With the Christmas break coming to an end for the NHL, it is time to talk about who really stood out in the first half of the season. While Connor McDavid has yet again taken the league by storm, it is his teammate, Leon Draisaitl, that should be getting more attention. Draisaitl’s performance is worthy of being in the Hart Trophy talk.
Being cast by McDavids shadow, Draisaitl finished last season with a quiet 50 goals. However, this season he took his game to yet another level. As of right now, Draisaitl is second in points (61) only to McDavid and is six points clear of third place to Nathan MacKinnon. Also Draisaitl’s point totals are not a product of playing with McDavid, the German forward has really come into his own this season. He has been a presence all over the ice and has performed better than McDavid on multiple occasions.
When talking about the top players today many experts will mention McDavid, MacKinnon and David Pastrnak, as of recently, but Draisaitl doesn’t receive the love he deserves. Despite his own performances as of late, he is still in McDavid’s shadow. He has put up a lot of these numbers from his own play. For one, he has scored six more goals than anybody else throughout the calendar year of 2019. Second place is Alexander Ovechkin. This season, Draisaitl as a whole is playing a more complete offensive game, feeding his line mates more. Nonetheless, his credit is often is still hidden behind McDavid.
This is very similar to Evgeni Malkin, who just over 10 years ago, was constantly in Sidney Crosby’s shadow. What really put Malkin on the map among the league’s best was Crosby’s injuries. That’s not to say McDavid needs to get injured, but Draisaitl needs to get more attention for his play. After this season, Draisaitl should be taken seriously as one of the top 10 player in the league.

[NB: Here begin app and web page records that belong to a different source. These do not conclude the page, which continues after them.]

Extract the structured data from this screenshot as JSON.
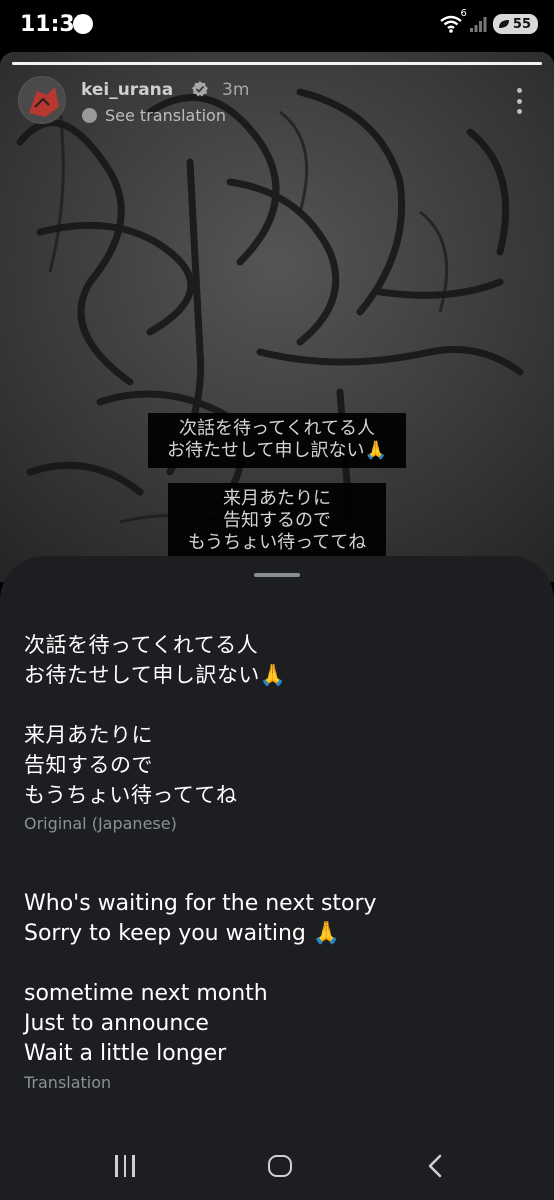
{
  "status_bar": {
    "time": "11:31",
    "wifi_generation": "6",
    "battery_level": "55",
    "icons": [
      "wifi-icon",
      "signal-icon",
      "battery-icon"
    ]
  },
  "story": {
    "username": "kei_urana",
    "time_ago": "3m",
    "see_translation": "See translation",
    "progress": 1.0,
    "caption_1": [
      "次話を待ってくれてる人",
      "お待たせして申し訳ない🙏"
    ],
    "caption_2": [
      "来月あたりに",
      "告知するので",
      "もうちょい待っててね"
    ],
    "icons": [
      "verified-icon",
      "more-options-icon"
    ]
  },
  "translation_sheet": {
    "original_lines": [
      "次話を待ってくれてる人",
      "お待たせして申し訳ない🙏",
      "",
      "来月あたりに",
      "告知するので",
      "もうちょい待っててね"
    ],
    "original_label": "Original (Japanese)",
    "translation_lines": [
      "Who's waiting for the next story",
      "Sorry to keep you waiting 🙏",
      "",
      "sometime next month",
      "Just to announce",
      "Wait a little longer"
    ],
    "translation_label": "Translation"
  },
  "nav_bar": {
    "icons": [
      "recents-icon",
      "home-icon",
      "back-icon"
    ]
  },
  "colors": {
    "sheet_background": "#1c1e21",
    "secondary_text": "#8d9094",
    "status_background": "#000000"
  }
}
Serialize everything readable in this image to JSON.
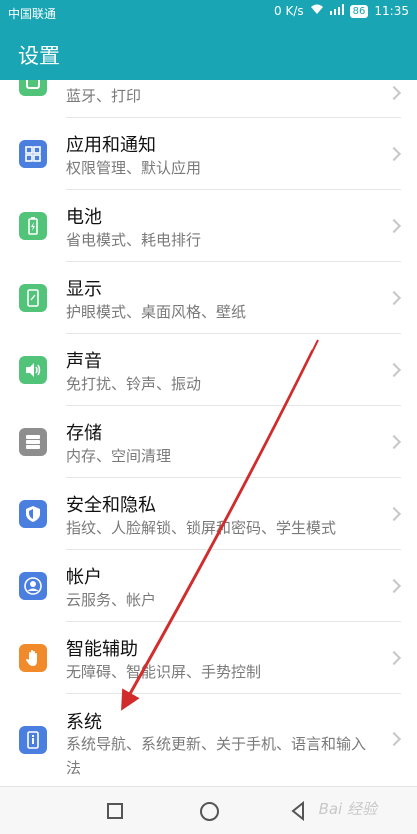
{
  "status": {
    "carrier": "中国联通",
    "speed": "0 K/s",
    "battery": "86",
    "time": "11:35"
  },
  "app": {
    "title": "设置"
  },
  "items": [
    {
      "title": "",
      "subtitle": "蓝牙、打印",
      "icon": "device-connectivity-icon",
      "color": "#52c47a"
    },
    {
      "title": "应用和通知",
      "subtitle": "权限管理、默认应用",
      "icon": "apps-grid-icon",
      "color": "#4a7fe0"
    },
    {
      "title": "电池",
      "subtitle": "省电模式、耗电排行",
      "icon": "battery-icon",
      "color": "#52c47a"
    },
    {
      "title": "显示",
      "subtitle": "护眼模式、桌面风格、壁纸",
      "icon": "display-icon",
      "color": "#52c47a"
    },
    {
      "title": "声音",
      "subtitle": "免打扰、铃声、振动",
      "icon": "sound-icon",
      "color": "#52c47a"
    },
    {
      "title": "存储",
      "subtitle": "内存、空间清理",
      "icon": "storage-icon",
      "color": "#8e8e8e"
    },
    {
      "title": "安全和隐私",
      "subtitle": "指纹、人脸解锁、锁屏和密码、学生模式",
      "icon": "shield-icon",
      "color": "#4a7fe0"
    },
    {
      "title": "帐户",
      "subtitle": "云服务、帐户",
      "icon": "account-icon",
      "color": "#4a7fe0"
    },
    {
      "title": "智能辅助",
      "subtitle": "无障碍、智能识屏、手势控制",
      "icon": "hand-icon",
      "color": "#f08a2a"
    },
    {
      "title": "系统",
      "subtitle": "系统导航、系统更新、关于手机、语言和输入法",
      "icon": "system-info-icon",
      "color": "#4a7fe0"
    }
  ],
  "watermark": "Bai 经验"
}
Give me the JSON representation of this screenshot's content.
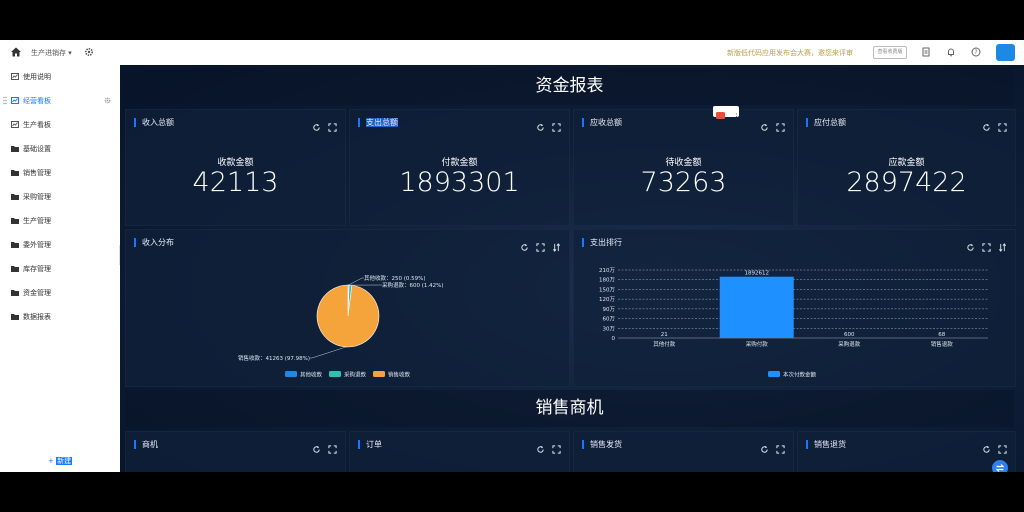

Draisaitl is also a great example of a player that took longer than expected to hit their potential. In his first season, the German forward only got five points in 40 games. He left many thinking that he wouldn’t work out for the NHL at first. But, Draisaitl is a lesson to many general managers, showing that it is important to hang onto your developing talent, even if they are struggling. When Peter Charelli was the Oilers GM, he may have made many mistakes but he did stick to his guns with keeping Draisaitl, and it certainly paid off.
Draisaitl is not only a great example for GMs to not give up on a top prospect during struggles, but he is a great role model too. Germany doesn’t have much elite talent, making it difficult to find a role model for young German players. That is of course, before Draisaitl became a star in the NHL. In 2014, he became the highest German player ever drafted when the Oilers selected him 3rd overall. With the upcoming draft having Tim Stutzle and John-Jason Peterka, who both should be going in the first round of the NHL draft, a wave seems to be starting for German hockey. Even over the last two years the NHL saw Germans, Dominik Bokk and Moritz Seider, selected in the first round as well. Draisaitl has essentially been the pathway to putting German hockey on the map, and it will only get better over time. Draisaitl winning the Hart Trophy would not only be great for him as a player, but it would be great for his country too.
Draisaitl has come a long way and should be talked about with the likes of the Nathan MacKinnon’s of the league. Expect him to make some serious damage in the league going forward.
The fact that Draisaitl and McDavid play together and are entering their prime soon, is something Oiler fans can get excited about for the 2020s. This duo could take over the league, much like the Crosby-Malkin duo has done over the past decade. With the other two, entering their 30s, they will be slowing down soon. NHL fans have a duo to be excited about for many years. However, the Edmonton Oilers need to organize their defensive play, so that the team can team can do some serious damage with both McDavid and Draisaitl at the helm. With that being said, this team still has powerhouse potential.